All the world’s eyes are on Pyeongchang once again as the biggest ever Winter Paralympics event just kicked off. The freezing city of PeyongChang in South Korea that was the destination of Winter Olympics just last month officially opened the Winter Paralympics in a colourful ceremony. Google doodle celebrated the event with a lovely imagery and the event is significant as it also marks the biggest ever Paralympics to be held till date. But amidst the world toasting more than 560 athletes from 48 different countries who are rising above challenges and proving their mettle as Indians we also need to look at this glorious event with a tinge of remorse as none of our athletes have ever taken part in Winter Paralympics. While India made its summer Paralympic debut back in 1968 it was not until 1984 that India became a regular participant at the event.
No, country for athletes?
India’s conspicuous absence from the Winter Paralympics perhaps once again points out to the fact that it is tough to be an athlete with Olympian dreams in India. And if, you are an athlete with disabilities then the battle is even more uphill. While the authorities may go on to cite practical reasons for India’s lack of participation such as the event entails for athletes participating in only snow and ice games. But the apparent success of Indian athletes at the just concluded Winter Olympics proves that athletes with special needs too can represent India, provided they are given a proper infrastructure and facilities.
Lack of public interest

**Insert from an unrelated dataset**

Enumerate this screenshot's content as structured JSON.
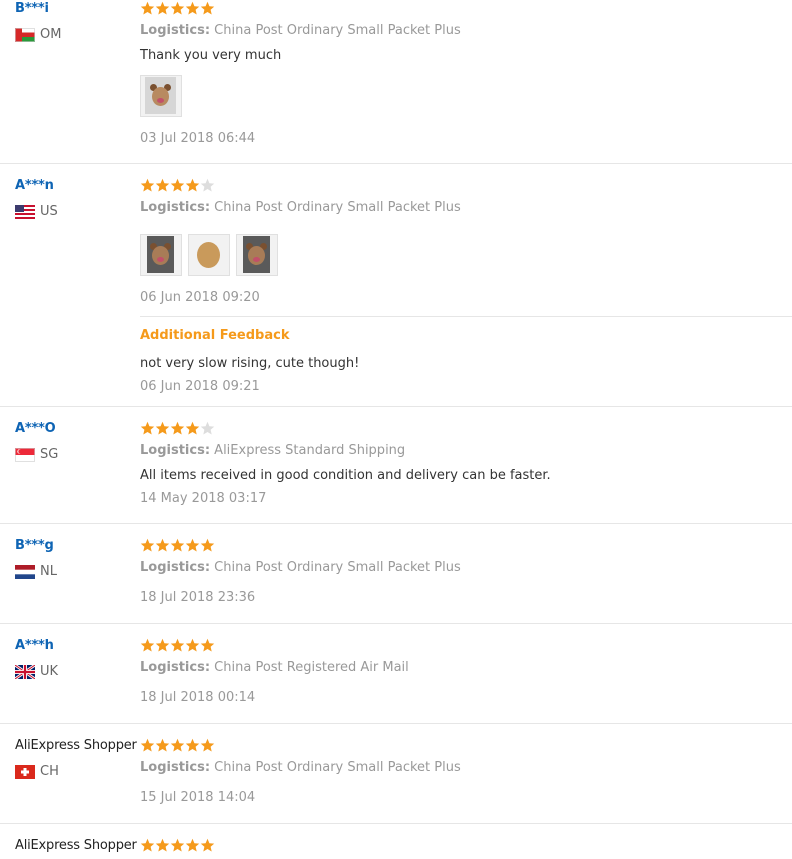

Part of the problem can also be attributed to the inexplicable cricket craze in the country. Most patrons of sports recognize, cricket as the only attention-worthy sport in India. And hence, we have a huge disparity where the cricketers are elevated to position of demigods and other sportsmen, sometimes those who have brought back home medallions and glories often left uncared and unrecognized. Most corporates do not invest in winter or ice sports ass they know that the masses will not be drawn towards such events and hence their cash registers may not ring. The lack of a public interest and an almost negligent attitude towards promoting Paralympics as a national event is also apparent from the fact that back in 2016 during the summer Paralympics no TV broadcaster from India secured the rights to show the games.
Despite the less than easy circumstances sportsmen such as Swimmer Murlikant Petkar and athlete Devendra Jhajaria have time and again brought laurels to the country.
At the 2016 Summer Paralympics in Rio, India won eight medals. If the right assistance is given Indian sportsmen can be trained to excel at winter sports too. But until then, perhaps we will have to cheer for heroes from around the world.